━━━━━ Extracted material

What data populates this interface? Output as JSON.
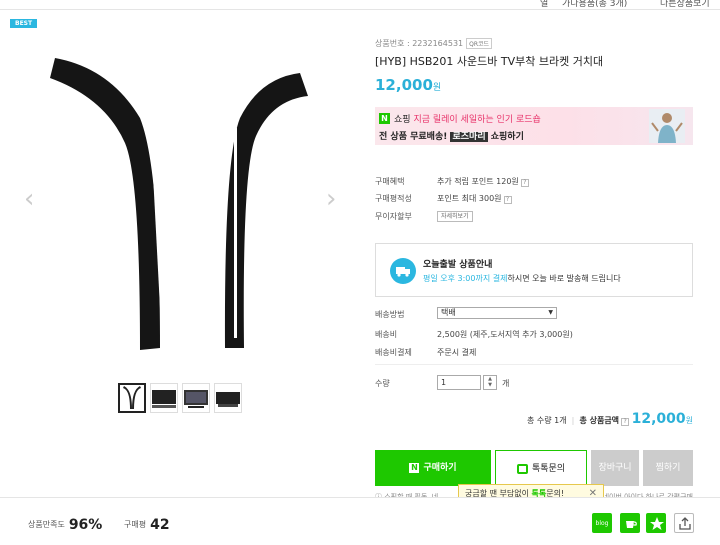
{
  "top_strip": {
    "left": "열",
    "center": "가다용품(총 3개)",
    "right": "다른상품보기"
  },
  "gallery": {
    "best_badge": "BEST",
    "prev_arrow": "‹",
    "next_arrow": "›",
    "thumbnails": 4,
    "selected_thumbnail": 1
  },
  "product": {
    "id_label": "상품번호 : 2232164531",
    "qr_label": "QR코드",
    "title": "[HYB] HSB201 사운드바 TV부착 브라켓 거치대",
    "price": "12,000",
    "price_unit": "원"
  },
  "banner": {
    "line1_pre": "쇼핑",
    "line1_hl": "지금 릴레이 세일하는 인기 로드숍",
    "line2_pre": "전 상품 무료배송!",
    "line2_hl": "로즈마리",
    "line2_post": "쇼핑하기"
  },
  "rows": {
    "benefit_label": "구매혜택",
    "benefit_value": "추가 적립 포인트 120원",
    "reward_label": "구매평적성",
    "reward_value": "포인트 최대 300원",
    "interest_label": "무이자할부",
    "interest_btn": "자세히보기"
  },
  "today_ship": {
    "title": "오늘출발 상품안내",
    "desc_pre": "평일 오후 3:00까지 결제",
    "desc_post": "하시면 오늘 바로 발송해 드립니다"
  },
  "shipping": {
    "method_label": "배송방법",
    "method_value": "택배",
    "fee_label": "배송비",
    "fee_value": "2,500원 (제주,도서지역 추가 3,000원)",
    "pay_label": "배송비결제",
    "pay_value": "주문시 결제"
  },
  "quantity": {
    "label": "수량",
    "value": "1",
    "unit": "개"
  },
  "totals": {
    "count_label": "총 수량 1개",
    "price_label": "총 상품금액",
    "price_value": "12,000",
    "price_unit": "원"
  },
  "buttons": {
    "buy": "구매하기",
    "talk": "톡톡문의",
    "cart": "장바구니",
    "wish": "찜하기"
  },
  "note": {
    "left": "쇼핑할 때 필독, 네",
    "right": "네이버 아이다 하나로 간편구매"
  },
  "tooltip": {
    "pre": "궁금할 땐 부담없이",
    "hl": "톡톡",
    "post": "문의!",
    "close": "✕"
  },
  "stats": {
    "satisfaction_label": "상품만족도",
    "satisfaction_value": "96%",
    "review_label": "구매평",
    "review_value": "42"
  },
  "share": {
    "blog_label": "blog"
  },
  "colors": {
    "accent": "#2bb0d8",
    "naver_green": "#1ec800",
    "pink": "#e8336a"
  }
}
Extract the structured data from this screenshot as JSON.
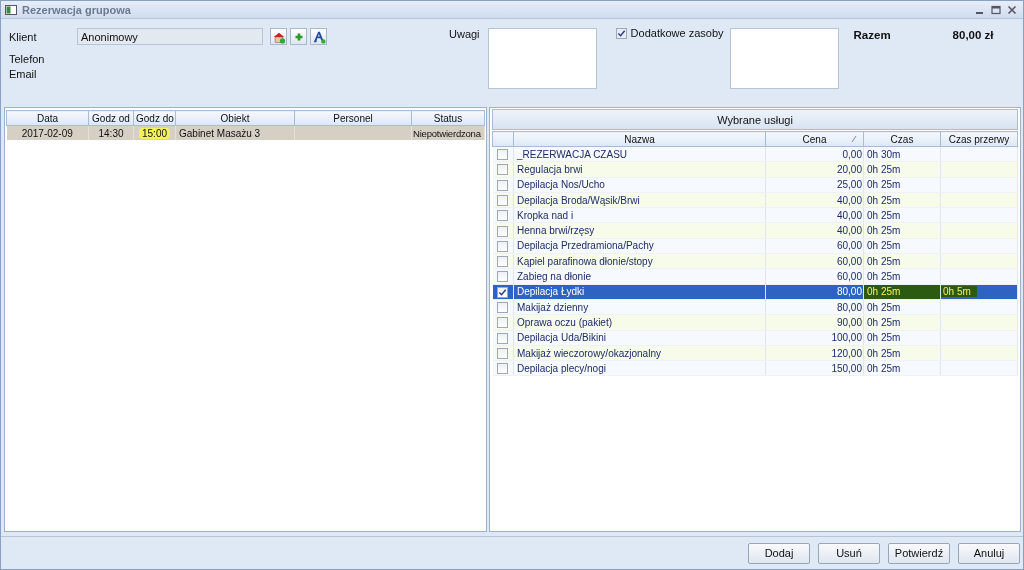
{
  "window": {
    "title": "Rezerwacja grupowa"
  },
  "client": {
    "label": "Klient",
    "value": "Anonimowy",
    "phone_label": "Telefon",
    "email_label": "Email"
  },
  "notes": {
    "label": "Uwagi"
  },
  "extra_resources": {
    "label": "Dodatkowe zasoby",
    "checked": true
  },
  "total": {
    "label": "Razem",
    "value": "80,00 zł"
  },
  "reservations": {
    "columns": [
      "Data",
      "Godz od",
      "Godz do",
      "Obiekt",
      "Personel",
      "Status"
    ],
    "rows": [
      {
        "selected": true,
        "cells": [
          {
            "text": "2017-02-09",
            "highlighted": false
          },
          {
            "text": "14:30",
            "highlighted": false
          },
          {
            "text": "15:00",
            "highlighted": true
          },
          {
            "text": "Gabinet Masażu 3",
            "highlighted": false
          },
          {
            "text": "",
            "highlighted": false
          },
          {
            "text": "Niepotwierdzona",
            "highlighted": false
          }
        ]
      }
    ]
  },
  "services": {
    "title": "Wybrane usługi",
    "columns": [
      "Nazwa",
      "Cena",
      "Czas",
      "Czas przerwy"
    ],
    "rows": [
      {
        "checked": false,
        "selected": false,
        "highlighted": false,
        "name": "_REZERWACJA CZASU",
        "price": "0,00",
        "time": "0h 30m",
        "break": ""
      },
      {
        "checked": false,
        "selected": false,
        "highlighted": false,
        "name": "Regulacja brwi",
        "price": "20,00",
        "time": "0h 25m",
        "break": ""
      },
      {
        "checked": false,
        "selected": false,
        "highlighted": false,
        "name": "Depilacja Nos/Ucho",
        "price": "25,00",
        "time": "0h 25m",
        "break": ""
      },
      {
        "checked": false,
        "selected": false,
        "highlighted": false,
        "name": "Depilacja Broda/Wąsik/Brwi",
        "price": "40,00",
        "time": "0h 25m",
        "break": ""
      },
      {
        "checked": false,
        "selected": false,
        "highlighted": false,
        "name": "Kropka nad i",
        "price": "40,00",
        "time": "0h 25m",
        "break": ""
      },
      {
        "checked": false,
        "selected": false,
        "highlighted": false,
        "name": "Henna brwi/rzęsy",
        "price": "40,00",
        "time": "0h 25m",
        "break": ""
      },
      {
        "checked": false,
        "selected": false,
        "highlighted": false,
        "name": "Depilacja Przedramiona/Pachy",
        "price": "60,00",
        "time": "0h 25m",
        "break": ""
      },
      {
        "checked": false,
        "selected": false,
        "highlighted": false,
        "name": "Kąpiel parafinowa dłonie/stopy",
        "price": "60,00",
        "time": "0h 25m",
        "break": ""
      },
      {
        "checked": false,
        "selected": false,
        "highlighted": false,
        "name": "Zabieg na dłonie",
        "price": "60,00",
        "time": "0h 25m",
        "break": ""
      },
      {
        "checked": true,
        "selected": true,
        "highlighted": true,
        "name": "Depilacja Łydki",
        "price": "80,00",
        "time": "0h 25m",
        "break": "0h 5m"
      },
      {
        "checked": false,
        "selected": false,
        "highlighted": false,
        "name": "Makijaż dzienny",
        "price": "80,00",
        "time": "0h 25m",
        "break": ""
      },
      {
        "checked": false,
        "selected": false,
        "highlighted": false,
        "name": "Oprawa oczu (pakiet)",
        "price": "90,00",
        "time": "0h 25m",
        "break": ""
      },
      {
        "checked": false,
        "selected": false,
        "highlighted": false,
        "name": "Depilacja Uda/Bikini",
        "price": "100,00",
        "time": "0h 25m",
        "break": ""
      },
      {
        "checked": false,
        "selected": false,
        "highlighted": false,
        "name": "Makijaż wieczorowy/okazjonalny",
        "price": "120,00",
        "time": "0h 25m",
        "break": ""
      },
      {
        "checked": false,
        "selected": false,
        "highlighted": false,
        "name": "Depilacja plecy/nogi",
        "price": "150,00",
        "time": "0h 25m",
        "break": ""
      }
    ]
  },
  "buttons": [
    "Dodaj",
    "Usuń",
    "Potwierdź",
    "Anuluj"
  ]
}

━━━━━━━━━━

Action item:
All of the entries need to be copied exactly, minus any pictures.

The completed task:
What data populates this interface? Output as JSON.
{
  "top_strip": {
    "left": "열",
    "center": "가다용품(총 3개)",
    "right": "다른상품보기"
  },
  "gallery": {
    "best_badge": "BEST",
    "prev_arrow": "‹",
    "next_arrow": "›",
    "thumbnails": 4,
    "selected_thumbnail": 1
  },
  "product": {
    "id_label": "상품번호 : 2232164531",
    "qr_label": "QR코드",
    "title": "[HYB] HSB201 사운드바 TV부착 브라켓 거치대",
    "price": "12,000",
    "price_unit": "원"
  },
  "banner": {
    "line1_pre": "쇼핑",
    "line1_hl": "지금 릴레이 세일하는 인기 로드숍",
    "line2_pre": "전 상품 무료배송!",
    "line2_hl": "로즈마리",
    "line2_post": "쇼핑하기"
  },
  "rows": {
    "benefit_label": "구매혜택",
    "benefit_value": "추가 적립 포인트 120원",
    "reward_label": "구매평적성",
    "reward_value": "포인트 최대 300원",
    "interest_label": "무이자할부",
    "interest_btn": "자세히보기"
  },
  "today_ship": {
    "title": "오늘출발 상품안내",
    "desc_pre": "평일 오후 3:00까지 결제",
    "desc_post": "하시면 오늘 바로 발송해 드립니다"
  },
  "shipping": {
    "method_label": "배송방법",
    "method_value": "택배",
    "fee_label": "배송비",
    "fee_value": "2,500원 (제주,도서지역 추가 3,000원)",
    "pay_label": "배송비결제",
    "pay_value": "주문시 결제"
  },
  "quantity": {
    "label": "수량",
    "value": "1",
    "unit": "개"
  },
  "totals": {
    "count_label": "총 수량 1개",
    "price_label": "총 상품금액",
    "price_value": "12,000",
    "price_unit": "원"
  },
  "buttons": {
    "buy": "구매하기",
    "talk": "톡톡문의",
    "cart": "장바구니",
    "wish": "찜하기"
  },
  "note": {
    "left": "쇼핑할 때 필독, 네",
    "right": "네이버 아이다 하나로 간편구매"
  },
  "tooltip": {
    "pre": "궁금할 땐 부담없이",
    "hl": "톡톡",
    "post": "문의!",
    "close": "✕"
  },
  "stats": {
    "satisfaction_label": "상품만족도",
    "satisfaction_value": "96%",
    "review_label": "구매평",
    "review_value": "42"
  },
  "share": {
    "blog_label": "blog"
  },
  "colors": {
    "accent": "#2bb0d8",
    "naver_green": "#1ec800",
    "pink": "#e8336a"
  }
}
Extract the structured data from this screenshot as JSON.
{
  "window": {
    "title": "Rezerwacja grupowa"
  },
  "client": {
    "label": "Klient",
    "value": "Anonimowy",
    "phone_label": "Telefon",
    "email_label": "Email"
  },
  "notes": {
    "label": "Uwagi"
  },
  "extra_resources": {
    "label": "Dodatkowe zasoby",
    "checked": true
  },
  "total": {
    "label": "Razem",
    "value": "80,00 zł"
  },
  "reservations": {
    "columns": [
      "Data",
      "Godz od",
      "Godz do",
      "Obiekt",
      "Personel",
      "Status"
    ],
    "rows": [
      {
        "selected": true,
        "cells": [
          {
            "text": "2017-02-09",
            "highlighted": false
          },
          {
            "text": "14:30",
            "highlighted": false
          },
          {
            "text": "15:00",
            "highlighted": true
          },
          {
            "text": "Gabinet Masażu 3",
            "highlighted": false
          },
          {
            "text": "",
            "highlighted": false
          },
          {
            "text": "Niepotwierdzona",
            "highlighted": false
          }
        ]
      }
    ]
  },
  "services": {
    "title": "Wybrane usługi",
    "columns": [
      "Nazwa",
      "Cena",
      "Czas",
      "Czas przerwy"
    ],
    "rows": [
      {
        "checked": false,
        "selected": false,
        "highlighted": false,
        "name": "_REZERWACJA CZASU",
        "price": "0,00",
        "time": "0h 30m",
        "break": ""
      },
      {
        "checked": false,
        "selected": false,
        "highlighted": false,
        "name": "Regulacja brwi",
        "price": "20,00",
        "time": "0h 25m",
        "break": ""
      },
      {
        "checked": false,
        "selected": false,
        "highlighted": false,
        "name": "Depilacja Nos/Ucho",
        "price": "25,00",
        "time": "0h 25m",
        "break": ""
      },
      {
        "checked": false,
        "selected": false,
        "highlighted": false,
        "name": "Depilacja Broda/Wąsik/Brwi",
        "price": "40,00",
        "time": "0h 25m",
        "break": ""
      },
      {
        "checked": false,
        "selected": false,
        "highlighted": false,
        "name": "Kropka nad i",
        "price": "40,00",
        "time": "0h 25m",
        "break": ""
      },
      {
        "checked": false,
        "selected": false,
        "highlighted": false,
        "name": "Henna brwi/rzęsy",
        "price": "40,00",
        "time": "0h 25m",
        "break": ""
      },
      {
        "checked": false,
        "selected": false,
        "highlighted": false,
        "name": "Depilacja Przedramiona/Pachy",
        "price": "60,00",
        "time": "0h 25m",
        "break": ""
      },
      {
        "checked": false,
        "selected": false,
        "highlighted": false,
        "name": "Kąpiel parafinowa dłonie/stopy",
        "price": "60,00",
        "time": "0h 25m",
        "break": ""
      },
      {
        "checked": false,
        "selected": false,
        "highlighted": false,
        "name": "Zabieg na dłonie",
        "price": "60,00",
        "time": "0h 25m",
        "break": ""
      },
      {
        "checked": true,
        "selected": true,
        "highlighted": true,
        "name": "Depilacja Łydki",
        "price": "80,00",
        "time": "0h 25m",
        "break": "0h 5m"
      },
      {
        "checked": false,
        "selected": false,
        "highlighted": false,
        "name": "Makijaż dzienny",
        "price": "80,00",
        "time": "0h 25m",
        "break": ""
      },
      {
        "checked": false,
        "selected": false,
        "highlighted": false,
        "name": "Oprawa oczu (pakiet)",
        "price": "90,00",
        "time": "0h 25m",
        "break": ""
      },
      {
        "checked": false,
        "selected": false,
        "highlighted": false,
        "name": "Depilacja Uda/Bikini",
        "price": "100,00",
        "time": "0h 25m",
        "break": ""
      },
      {
        "checked": false,
        "selected": false,
        "highlighted": false,
        "name": "Makijaż wieczorowy/okazjonalny",
        "price": "120,00",
        "time": "0h 25m",
        "break": ""
      },
      {
        "checked": false,
        "selected": false,
        "highlighted": false,
        "name": "Depilacja plecy/nogi",
        "price": "150,00",
        "time": "0h 25m",
        "break": ""
      }
    ]
  },
  "buttons": [
    "Dodaj",
    "Usuń",
    "Potwierdź",
    "Anuluj"
  ]
}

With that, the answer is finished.